  3. Have your AV and IT partners, monitor suspicious WiFi network activity and act to stop it. Ask them to communicate any breeches to you and your team. 


Providing a properly secured and fast WiFi network to your attendees is as important as a great speaker or fantastic educational content. Don't let a slow or unsecured network bring your conference to a halt!

Tuesday, June 20, 2017

5 Ways to Enhance Your RFP responses



Every hospitality marketing representative answers Request For Proposals (RFP) and is very familiar with the way to respond. Even though "dates and rates" are still part of the focus, it isn't the total package. Think of your RFP response as a way to tell your destination's story. Yes, it will take more time to accomplish -- but in the end --- it will hopefully yield your city or venue more group business.


Here are 5 things planners ask for, the usual response, and tips to enhance your next response:

PLANNER PICK #1: Event Date and a Few Alternatives

TYPICAL RESPONSE: Most CVB marketing or hotel sales personal look at the dates and either at this point move onto #2 or set the RFP aside because they do not have those dates available.

ENHANCED ALTERNATIVE: Call the meeting planner and discuss what dates you do have available. Try and determine if there is any flexibility with their company or association. Let them know there are savings to their bottom line if they can be flexible. If they still won't budge, thank them for their time and throw the RFP in the trash. 

PLANNER PICK #2: Number of Attendees, Meeting Rooms and Sleeping Rooms Required

TYPICAL RESPONSE: If your convention center or hotel isn't large enough to accommodate this group, again the RFP is discarded.

ENHANCED ALTERNATIVE: Perhaps you need to know more about the meeting before your respond. How many meeting rooms do they need and what size? Can you spread the meeting over several spaces instead of just one? If your hotel has the meeting space but not the hotel rooms, perhaps you work with another hotel next door on overflow? 

PLANNER PICK #3: Cities, States, and Areas of Interest 

TYPICAL RESPONSE: Looking at the cities the planner is considering puts a lump in your throat or a hi-five among office staff. Either you are slumping in your seat or feeling great you have good probability of a win.

ENHANCED ALTERNATIVE: Looking at all the other cities and states, put together a plus and minus page on your area compared to the competition. Tell your story by accentuating the pluses. Use referral quotes but most importantly tell the planner why they would want to meet in your fair city. Think of it this way: give them the story that makes it easy for them to persuade to their boss. 

PLANNER PICK #4: Venue Requirements

TYPICAL RESPONSE: Just the facts ma'am and lots of them. Number of meeting rooms, dimensions, sleeping room types, urban, suburban, or resort hotel.

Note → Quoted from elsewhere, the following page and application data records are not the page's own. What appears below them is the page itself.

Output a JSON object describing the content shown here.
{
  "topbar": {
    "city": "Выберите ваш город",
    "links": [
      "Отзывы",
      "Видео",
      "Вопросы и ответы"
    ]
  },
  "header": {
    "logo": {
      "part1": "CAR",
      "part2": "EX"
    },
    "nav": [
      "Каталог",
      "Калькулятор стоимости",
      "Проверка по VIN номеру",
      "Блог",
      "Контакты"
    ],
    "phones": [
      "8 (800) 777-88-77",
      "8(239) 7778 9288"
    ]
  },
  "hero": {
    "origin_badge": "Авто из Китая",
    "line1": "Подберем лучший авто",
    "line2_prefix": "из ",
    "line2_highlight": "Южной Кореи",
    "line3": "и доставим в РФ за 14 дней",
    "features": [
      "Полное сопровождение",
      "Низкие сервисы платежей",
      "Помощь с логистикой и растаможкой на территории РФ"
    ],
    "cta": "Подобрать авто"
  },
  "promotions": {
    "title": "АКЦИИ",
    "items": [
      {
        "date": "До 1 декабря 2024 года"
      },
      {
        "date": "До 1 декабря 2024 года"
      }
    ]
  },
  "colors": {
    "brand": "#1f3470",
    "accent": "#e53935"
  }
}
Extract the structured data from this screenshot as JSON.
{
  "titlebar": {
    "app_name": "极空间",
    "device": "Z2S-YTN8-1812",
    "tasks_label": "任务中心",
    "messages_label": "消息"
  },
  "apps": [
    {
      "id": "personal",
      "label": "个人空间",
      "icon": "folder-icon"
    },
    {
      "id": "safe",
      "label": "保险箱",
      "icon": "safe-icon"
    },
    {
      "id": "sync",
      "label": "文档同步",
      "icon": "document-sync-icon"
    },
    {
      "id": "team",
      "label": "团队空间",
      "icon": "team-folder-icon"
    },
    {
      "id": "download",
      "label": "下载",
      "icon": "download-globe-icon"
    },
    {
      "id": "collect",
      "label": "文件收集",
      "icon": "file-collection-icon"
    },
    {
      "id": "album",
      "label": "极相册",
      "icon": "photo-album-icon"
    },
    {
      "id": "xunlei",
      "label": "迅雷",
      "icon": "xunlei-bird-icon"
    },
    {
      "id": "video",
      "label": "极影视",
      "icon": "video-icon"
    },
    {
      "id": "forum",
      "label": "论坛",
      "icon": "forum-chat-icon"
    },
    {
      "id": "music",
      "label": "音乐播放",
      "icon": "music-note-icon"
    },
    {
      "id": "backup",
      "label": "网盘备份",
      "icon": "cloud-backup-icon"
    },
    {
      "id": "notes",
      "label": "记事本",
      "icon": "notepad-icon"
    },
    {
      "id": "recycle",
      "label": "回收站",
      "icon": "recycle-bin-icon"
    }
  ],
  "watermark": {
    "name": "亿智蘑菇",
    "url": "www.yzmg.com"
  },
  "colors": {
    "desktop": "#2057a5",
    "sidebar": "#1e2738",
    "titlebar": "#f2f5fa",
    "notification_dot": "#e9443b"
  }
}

Amenities. Distance from the airport and shuttle service. Restaurants and bars on premise.

ENHANCED ALTERNATIVE: Find out more about the group. What are their interests? Are they bringing their spouse or significant other? Do they want to be downtown or out near the airport? What do they like to do after the meeting? Again, tell a story about your property and what makes it special, but tailor your response to their needs. 

PLANNER PICK #5: Food and Beverage 

TYPICAL RESPONSE: Usually the hotel staff includes every choice available to the planner or a very short listing of food and beverage choices. Neither alternative is particularly helpful to the planner.

ENHANCED ALTERNATIVE: If the planner is making a site visit, ask them to sample some of the menu ideas your banquet staff has come up with. If this is not possible, put together alternative menu choices for the days they are there. Determine if the group wants plated entrees or buffet style. Include healthy choices and local influences, including your choices in beverages.

In summary, it is important to cover the facts about your property and destination in your RFP, but equally important is the ability to sell it. Tell your story and don't be afraid to take risks. Sell the benefits of going to your destination, convention center, and hotel. The best way to advertise a convention center and hotel space is through the RFP process. Use it to tell your story!